> **Raw data**:
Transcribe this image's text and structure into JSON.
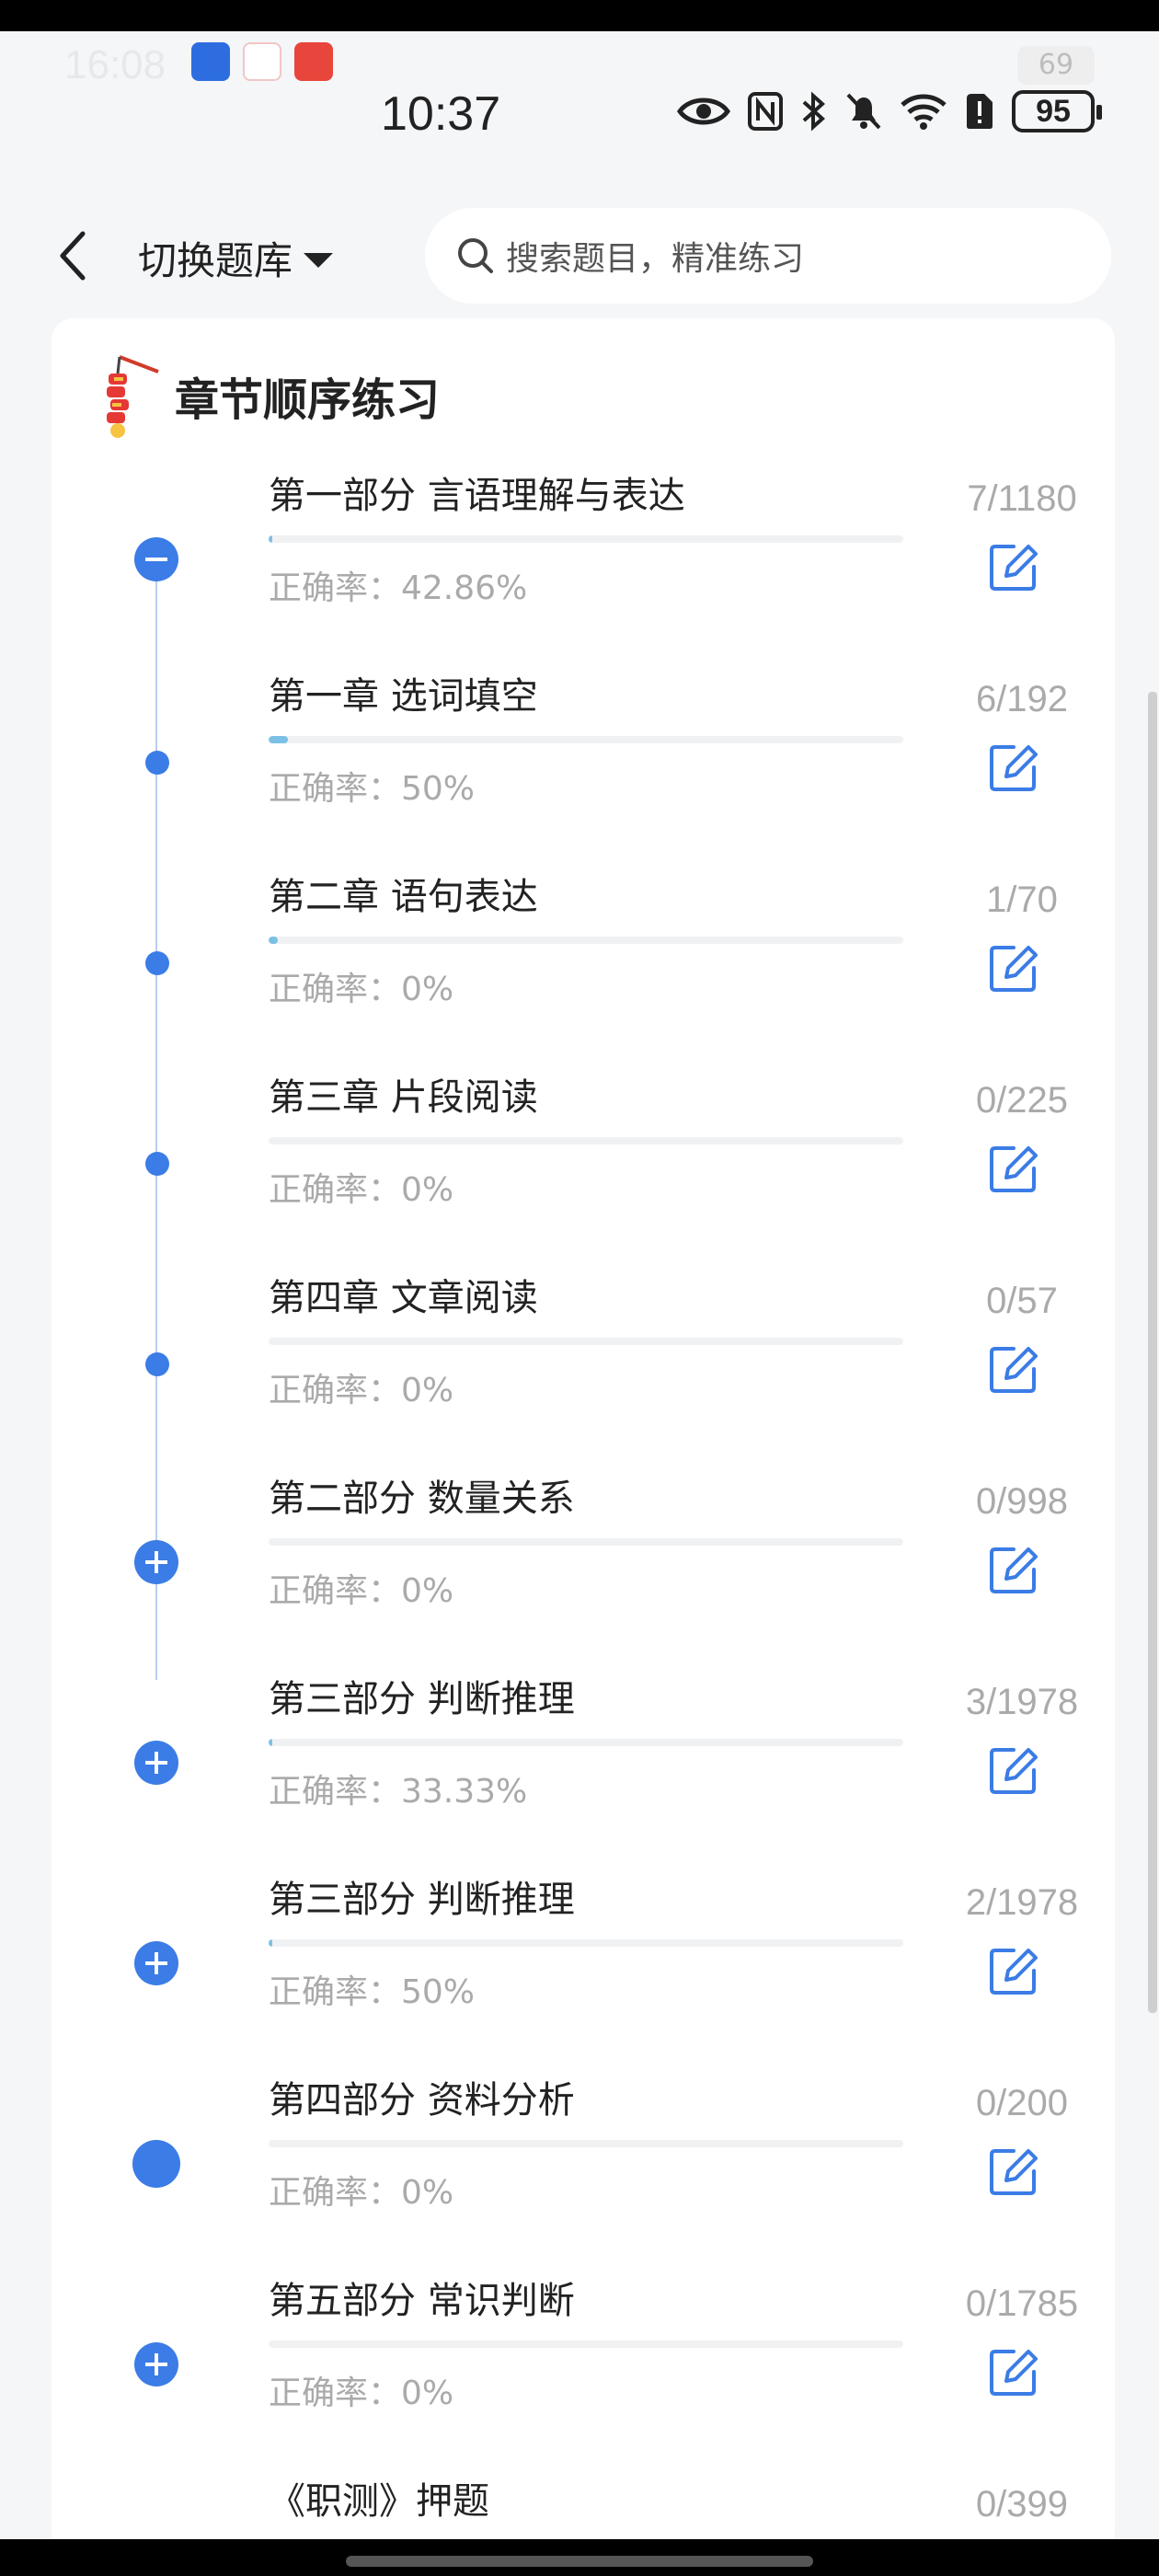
{
  "status_bar": {
    "ghost_time": "16:08",
    "ghost_battery": "69",
    "time": "10:37",
    "battery": "95"
  },
  "header": {
    "switch_label": "切换题库",
    "search_placeholder": "搜索题目，精准练习"
  },
  "section": {
    "title": "章节顺序练习"
  },
  "rows": [
    {
      "title": "第一部分 言语理解与表达",
      "accuracy": "正确率：42.86%",
      "count": "7/1180",
      "progress": 0.006,
      "node": "collapse"
    },
    {
      "title": "第一章 选词填空",
      "accuracy": "正确率：50%",
      "count": "6/192",
      "progress": 0.031,
      "node": "dot"
    },
    {
      "title": "第二章 语句表达",
      "accuracy": "正确率：0%",
      "count": "1/70",
      "progress": 0.014,
      "node": "dot"
    },
    {
      "title": "第三章 片段阅读",
      "accuracy": "正确率：0%",
      "count": "0/225",
      "progress": 0,
      "node": "dot"
    },
    {
      "title": "第四章 文章阅读",
      "accuracy": "正确率：0%",
      "count": "0/57",
      "progress": 0,
      "node": "dot"
    },
    {
      "title": "第二部分 数量关系",
      "accuracy": "正确率：0%",
      "count": "0/998",
      "progress": 0,
      "node": "expand"
    },
    {
      "title": "第三部分 判断推理",
      "accuracy": "正确率：33.33%",
      "count": "3/1978",
      "progress": 0.0015,
      "node": "expand"
    },
    {
      "title": "第三部分 判断推理",
      "accuracy": "正确率：50%",
      "count": "2/1978",
      "progress": 0.001,
      "node": "expand"
    },
    {
      "title": "第四部分 资料分析",
      "accuracy": "正确率：0%",
      "count": "0/200",
      "progress": 0,
      "node": "filled"
    },
    {
      "title": "第五部分 常识判断",
      "accuracy": "正确率：0%",
      "count": "0/1785",
      "progress": 0,
      "node": "expand"
    },
    {
      "title": "《职测》押题",
      "accuracy": "",
      "count": "0/399",
      "progress": 0,
      "node": "expand"
    }
  ],
  "colors": {
    "accent": "#3b7ce6",
    "progress": "#7cc0e6"
  }
}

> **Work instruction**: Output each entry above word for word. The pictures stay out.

> **Expected answer**:
Transcribe this image's text and structure into JSON.
{
  "status_bar": {
    "ghost_time": "16:08",
    "ghost_battery": "69",
    "time": "10:37",
    "battery": "95"
  },
  "header": {
    "switch_label": "切换题库",
    "search_placeholder": "搜索题目，精准练习"
  },
  "section": {
    "title": "章节顺序练习"
  },
  "rows": [
    {
      "title": "第一部分 言语理解与表达",
      "accuracy": "正确率：42.86%",
      "count": "7/1180",
      "progress": 0.006,
      "node": "collapse"
    },
    {
      "title": "第一章 选词填空",
      "accuracy": "正确率：50%",
      "count": "6/192",
      "progress": 0.031,
      "node": "dot"
    },
    {
      "title": "第二章 语句表达",
      "accuracy": "正确率：0%",
      "count": "1/70",
      "progress": 0.014,
      "node": "dot"
    },
    {
      "title": "第三章 片段阅读",
      "accuracy": "正确率：0%",
      "count": "0/225",
      "progress": 0,
      "node": "dot"
    },
    {
      "title": "第四章 文章阅读",
      "accuracy": "正确率：0%",
      "count": "0/57",
      "progress": 0,
      "node": "dot"
    },
    {
      "title": "第二部分 数量关系",
      "accuracy": "正确率：0%",
      "count": "0/998",
      "progress": 0,
      "node": "expand"
    },
    {
      "title": "第三部分 判断推理",
      "accuracy": "正确率：33.33%",
      "count": "3/1978",
      "progress": 0.0015,
      "node": "expand"
    },
    {
      "title": "第三部分 判断推理",
      "accuracy": "正确率：50%",
      "count": "2/1978",
      "progress": 0.001,
      "node": "expand"
    },
    {
      "title": "第四部分 资料分析",
      "accuracy": "正确率：0%",
      "count": "0/200",
      "progress": 0,
      "node": "filled"
    },
    {
      "title": "第五部分 常识判断",
      "accuracy": "正确率：0%",
      "count": "0/1785",
      "progress": 0,
      "node": "expand"
    },
    {
      "title": "《职测》押题",
      "accuracy": "",
      "count": "0/399",
      "progress": 0,
      "node": "expand"
    }
  ],
  "colors": {
    "accent": "#3b7ce6",
    "progress": "#7cc0e6"
  }
}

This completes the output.